Aim of the task: Go over the material below and report every line that contains the word "timestamp".

Provided entries:
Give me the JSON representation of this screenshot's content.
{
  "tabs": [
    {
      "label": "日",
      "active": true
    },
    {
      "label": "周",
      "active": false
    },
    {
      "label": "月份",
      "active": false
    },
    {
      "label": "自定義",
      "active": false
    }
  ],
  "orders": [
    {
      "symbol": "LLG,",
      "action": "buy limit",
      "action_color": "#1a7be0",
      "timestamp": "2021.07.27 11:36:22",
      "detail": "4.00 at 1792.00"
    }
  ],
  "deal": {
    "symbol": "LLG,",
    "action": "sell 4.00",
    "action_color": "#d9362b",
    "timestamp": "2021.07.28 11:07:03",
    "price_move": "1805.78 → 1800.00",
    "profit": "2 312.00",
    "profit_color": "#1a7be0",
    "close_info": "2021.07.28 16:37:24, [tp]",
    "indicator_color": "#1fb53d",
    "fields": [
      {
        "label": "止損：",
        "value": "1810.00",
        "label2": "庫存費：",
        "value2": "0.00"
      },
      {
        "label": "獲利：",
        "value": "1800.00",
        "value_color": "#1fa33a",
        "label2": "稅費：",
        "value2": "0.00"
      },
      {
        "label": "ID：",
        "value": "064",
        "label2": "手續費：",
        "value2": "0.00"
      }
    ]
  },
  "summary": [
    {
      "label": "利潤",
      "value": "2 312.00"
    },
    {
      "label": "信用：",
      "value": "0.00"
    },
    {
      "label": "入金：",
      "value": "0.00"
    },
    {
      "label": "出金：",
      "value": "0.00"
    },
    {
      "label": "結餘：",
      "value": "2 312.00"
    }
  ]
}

Response to this task:
      "timestamp": "2021.07.27 11:36:22",
    "timestamp": "2021.07.28 11:07:03",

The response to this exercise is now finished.